For eight years during my late wife’s cancer treatment stress was a constant companion. If it wasn’t her direct health at risk, it was the side effects. Then there were insurance and financial issues as we tried to recover from the expense and byproducts of each round of treatment.
Dealing with the stress of that took a lot of fortitude, prayer and creativity. There were times when overcoming the stress on my own was just not possible. That meant anti-anxiety drugs in small doses to get me through the night. But when it came time to wean off that medicine, it took time. It was hard to separate the controllable stress from that which could not be controlled.
As a person pre-disposed to anxiety and its pursuant dark buddy depression, there were plenty of times when stress worked like the devil in a triangulating relationship. I was also caregiver to a father who is a stroke victim. There were relational issues afoot there too.
So I went and got counseling, because sorting all that stuff out on your own is not easy. The most interesting thing the counselor said to me was simple: “You seem to be good at forgiving others. How are you at forgiving yourself.”
And that, to me, was the key to unlocking the mystery of so much stress. If you’re constantly blaming yourself for the problems you face in life, there is no way out of the stress zone holding you in a locked battle with fear, anxiety and depression.
During all those years the running and riding were vital to keeping sane. I came to appreciate that from a very young age, physical activity was my savior. That’s true from grade school on up through college. I didn’t just crave sports. I needed them. It helped me process both emotional and mental perspectives. It helped me overcome attention difficulties brought on by a creative and active mind. It did not matter whether I was diagnosed with attention-deficit disorder or not. We all have to deal with our ability to focus in some way. It’s harder of course when you have anxiety or other challenges working on your mind. You have to struggle just to maintain what other people feel as normal.
The running and riding and a multitude of other sports have always helped me wick off stress and get back to a state of mind where I can write it all down and get things done. That’s the ticket to true stress relief. It’s not just relief you need to achieve. You also need to develop solutions.
The challenge during all those years dealing with my wife’s cancer is that between the stress and the drugs to treat uncontrolled stress there were definite difficulties attaining levels of basic athletic performance that once came so easily to me. Riding with the group on Saturday mornings became a struggle similar to post-traumatic stress disorder.
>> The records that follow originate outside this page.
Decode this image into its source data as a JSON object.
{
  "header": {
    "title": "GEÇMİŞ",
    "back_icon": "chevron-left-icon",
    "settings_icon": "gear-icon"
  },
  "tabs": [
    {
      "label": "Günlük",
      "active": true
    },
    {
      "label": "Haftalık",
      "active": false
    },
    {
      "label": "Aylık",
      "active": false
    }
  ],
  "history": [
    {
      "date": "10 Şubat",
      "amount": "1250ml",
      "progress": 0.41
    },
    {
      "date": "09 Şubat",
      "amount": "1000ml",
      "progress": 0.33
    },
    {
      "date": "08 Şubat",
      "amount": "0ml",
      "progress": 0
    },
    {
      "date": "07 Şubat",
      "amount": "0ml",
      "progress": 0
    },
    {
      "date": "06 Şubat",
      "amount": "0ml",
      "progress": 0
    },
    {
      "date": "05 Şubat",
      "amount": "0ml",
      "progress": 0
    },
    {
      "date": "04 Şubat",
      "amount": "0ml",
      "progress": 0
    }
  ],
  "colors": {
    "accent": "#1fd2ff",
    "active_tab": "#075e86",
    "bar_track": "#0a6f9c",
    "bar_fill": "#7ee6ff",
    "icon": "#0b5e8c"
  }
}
I had no appetite for clinging to the back of a group of other cyclists flying down the road. The stress of that was too much some days.
So I dropped sometimes. And my buddies credited it to my general moodiness at times. But it was impossible to explain in any relatable terms. I recall one week where a new rider showed up though. 40 miles into the ride when I’d hung on for that long at a 20mph average I just needed to fade back and gather my wits. Ride my own pace. Not be pressured. He asked my buds what was up with me and when they explained my situation he turned to them and said, “What are you doing up here then?”
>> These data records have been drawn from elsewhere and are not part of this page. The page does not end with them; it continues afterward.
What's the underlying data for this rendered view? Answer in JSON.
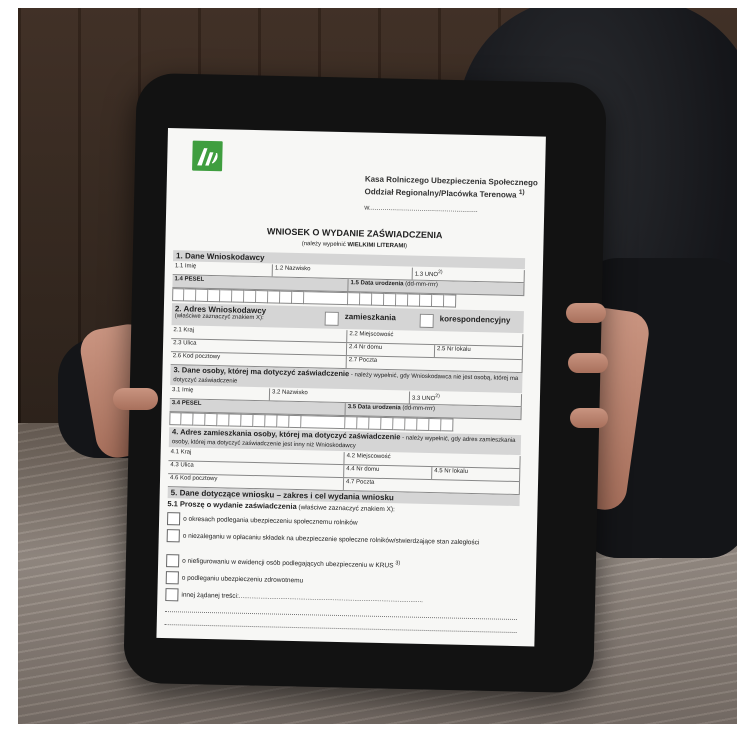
{
  "form": {
    "org_line1": "Kasa Rolniczego Ubezpieczenia Społecznego",
    "org_line2": "Oddział Regionalny/Placówka Terenowa",
    "org_sup": "1)",
    "w_label": "w",
    "title": "WNIOSEK O WYDANIE ZAŚWIADCZENIA",
    "subtitle_pre": "(należy wypełnić ",
    "subtitle_bold": "WIELKIMI LITERAMI",
    "subtitle_post": ")",
    "s1": "1.  Dane Wnioskodawcy",
    "s1_imie": "1.1 Imię",
    "s1_nazwisko": "1.2 Nazwisko",
    "s1_uno": "1.3 UNO",
    "s1_pesel": "1.4 PESEL",
    "s1_dob": "1.5 Data urodzenia",
    "s1_dob_fmt": "(dd-mm-rrrr)",
    "s2": "2.  Adres Wnioskodawcy",
    "s2_note": "(właściwe zaznaczyć znakiem X):",
    "s2_opt1": "zamieszkania",
    "s2_opt2": "korespondencyjny",
    "s2_kraj": "2.1 Kraj",
    "s2_miejsc": "2.2 Miejscowość",
    "s2_ulica": "2.3 Ulica",
    "s2_nrdomu": "2.4 Nr domu",
    "s2_nrlokalu": "2.5 Nr lokalu",
    "s2_kod": "2.6 Kod pocztowy",
    "s2_poczta": "2.7 Poczta",
    "s3": "3.  Dane osoby, której ma dotyczyć zaświadczenie",
    "s3_note": " - należy wypełnić, gdy Wnioskodawca nie jest osobą, której ma dotyczyć zaświadczenie",
    "s3_imie": "3.1 Imię",
    "s3_nazwisko": "3.2 Nazwisko",
    "s3_uno": "3.3 UNO",
    "s3_pesel": "3.4 PESEL",
    "s3_dob": "3.5 Data urodzenia",
    "s3_dob_fmt": "(dd-mm-rrrr)",
    "s4": "4.  Adres zamieszkania osoby, której ma dotyczyć zaświadczenie",
    "s4_note": " - należy wypełnić, gdy adres zamieszkania osoby, której ma dotyczyć zaświadczenie jest inny niż Wnioskodawcy",
    "s4_kraj": "4.1 Kraj",
    "s4_miejsc": "4.2 Miejscowość",
    "s4_ulica": "4.3 Ulica",
    "s4_nrdomu": "4.4 Nr domu",
    "s4_nrlokalu": "4.5 Nr lokalu",
    "s4_kod": "4.6 Kod pocztowy",
    "s4_poczta": "4.7 Poczta",
    "s5": "5.  Dane dotyczące wniosku – zakres i cel wydania wniosku",
    "s51": "5.1 Proszę o wydanie zaświadczenia",
    "s51_note": " (właściwe zaznaczyć znakiem X):",
    "opt1": "o okresach podlegania ubezpieczeniu społecznemu rolników",
    "opt2": "o niezaleganiu w opłacaniu składek na ubezpieczenie społeczne rolników/stwierdzające stan zaległości",
    "opt3": "o niefigurowaniu w ewidencji osób podlegających ubezpieczeniu w KRUS",
    "opt3_sup": "3)",
    "opt4": "o podleganiu ubezpieczeniu zdrowotnemu",
    "opt5": "innej żądanej treści:"
  },
  "colors": {
    "logo_green": "#3f9e3f",
    "section_grey": "#d5d5d5"
  }
}
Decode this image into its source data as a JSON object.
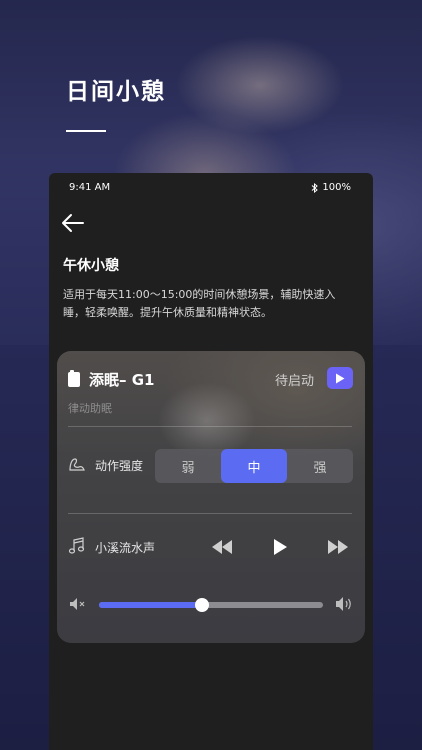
{
  "header": {
    "title": "日间小憩"
  },
  "status_bar": {
    "time": "9:41 AM",
    "battery": "100%"
  },
  "screen": {
    "title": "午休小憩",
    "description": "适用于每天11:00～15:00的时间休憩场景，辅助快速入睡，轻柔唤醒。提升午休质量和精神状态。"
  },
  "device": {
    "name": "添眠– G1",
    "status": "待启动",
    "subtitle": "律动助眠"
  },
  "intensity": {
    "label": "动作强度",
    "options": [
      "弱",
      "中",
      "强"
    ],
    "selected": "中"
  },
  "music": {
    "track": "小溪流水声"
  },
  "volume": {
    "level": 0.46
  },
  "colors": {
    "accent": "#5b6cf3",
    "start_button": "#6a63f5"
  },
  "icons": [
    "back-arrow-icon",
    "bluetooth-icon",
    "device-icon",
    "play-icon",
    "intensity-icon",
    "music-note-icon",
    "rewind-icon",
    "forward-icon",
    "volume-low-icon",
    "volume-high-icon"
  ]
}
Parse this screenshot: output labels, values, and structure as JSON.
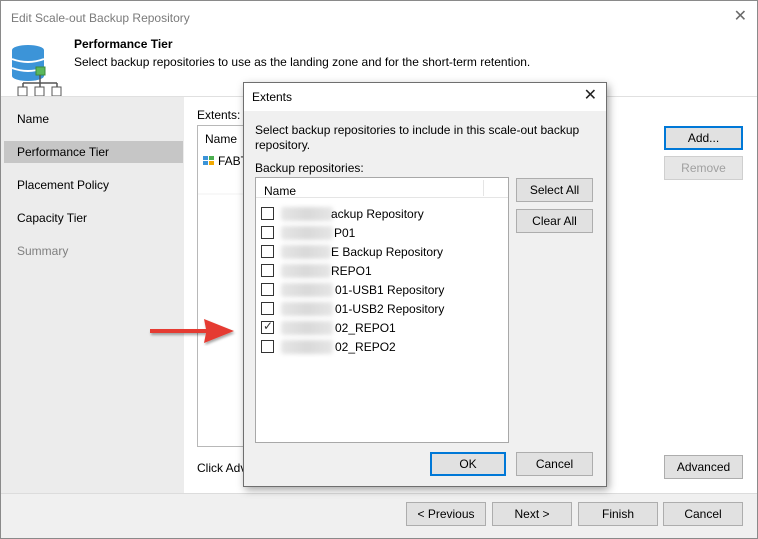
{
  "window": {
    "title": "Edit Scale-out Backup Repository",
    "close_glyph": "✕"
  },
  "header": {
    "title": "Performance Tier",
    "description": "Select backup repositories to use as the landing zone and for the short-term retention.",
    "icon": "database-repository-icon"
  },
  "sidebar": {
    "items": [
      {
        "label": "Name",
        "state": "normal"
      },
      {
        "label": "Performance Tier",
        "state": "active"
      },
      {
        "label": "Placement Policy",
        "state": "normal"
      },
      {
        "label": "Capacity Tier",
        "state": "normal"
      },
      {
        "label": "Summary",
        "state": "disabled"
      }
    ]
  },
  "main": {
    "extents_label": "Extents:",
    "list": {
      "column": "Name",
      "rows": [
        {
          "text": "FABT",
          "icon": "repository-icon"
        }
      ]
    },
    "click_hint": "Click Adv",
    "add_button": "Add...",
    "remove_button": "Remove",
    "advanced_button": "Advanced"
  },
  "footer": {
    "previous": "< Previous",
    "next": "Next >",
    "finish": "Finish",
    "cancel": "Cancel"
  },
  "dialog": {
    "title": "Extents",
    "close_glyph": "✕",
    "description": "Select backup repositories to include in this scale-out backup repository.",
    "label": "Backup repositories:",
    "column": "Name",
    "select_all": "Select All",
    "clear_all": "Clear All",
    "ok": "OK",
    "cancel": "Cancel",
    "repositories": [
      {
        "text": "ackup Repository",
        "checked": false
      },
      {
        "text": "P01",
        "checked": false
      },
      {
        "text": "E Backup Repository",
        "checked": false
      },
      {
        "text": "REPO1",
        "checked": false
      },
      {
        "text": "01-USB1 Repository",
        "checked": false
      },
      {
        "text": "01-USB2 Repository",
        "checked": false
      },
      {
        "text": "02_REPO1",
        "checked": true
      },
      {
        "text": "02_REPO2",
        "checked": false
      }
    ]
  },
  "annotation": {
    "arrow_color": "#e53b30",
    "icon": "red-arrow-icon"
  },
  "colors": {
    "accent": "#0078d7",
    "sidebar_bg": "#ececec",
    "active_item": "#c6c6c6",
    "footer_bg": "#f0f0f0"
  }
}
Recently I’ve had some interesting stress in my life to do with business. I’m thankful for the running and riding and swimming because it still helps me gain perspective and a fresh outlook. But I’ve also learned to forgive myself at some point if everything doesn’t go exactly as planned. I can handle stress with the best of them. That much I know. But whether that’s what we really should do at times in life is the real question we should be asking ourselves.
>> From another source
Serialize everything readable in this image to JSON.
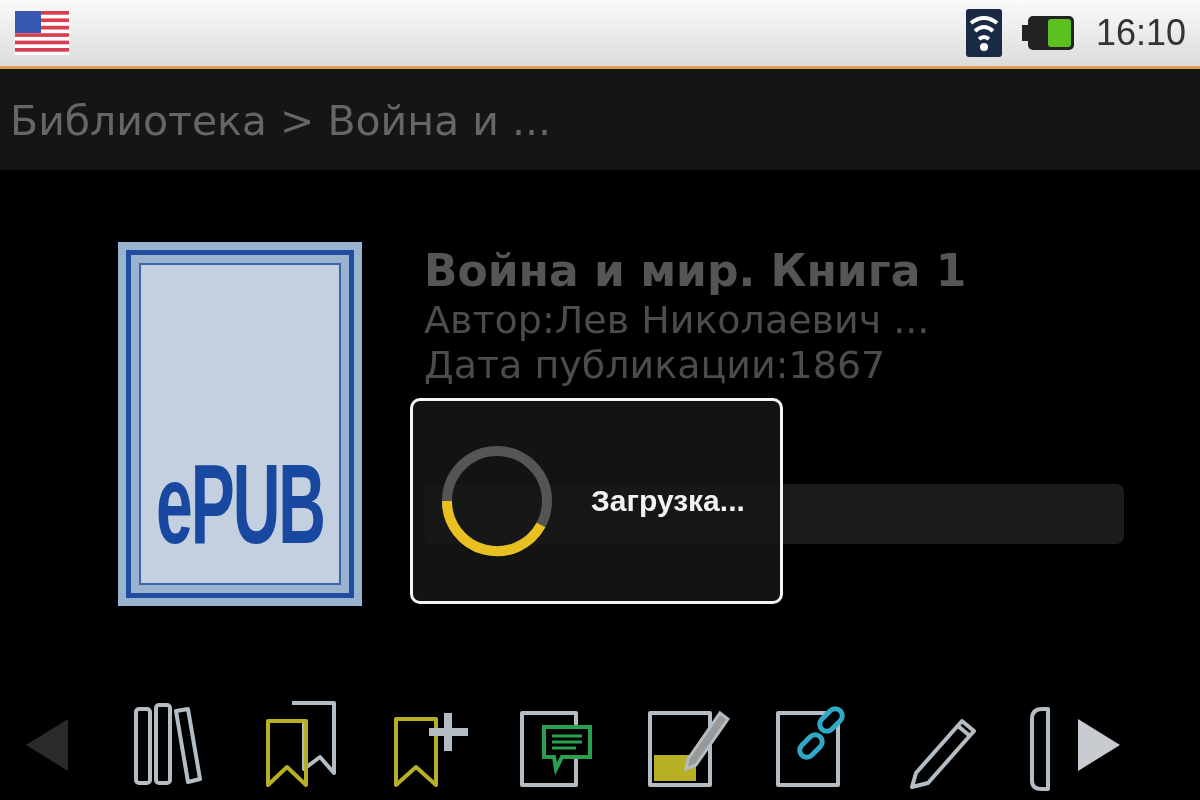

Because there’s always a message in stress. Figuring that message out is the most important thing you can do sometimes. Then move on down the road.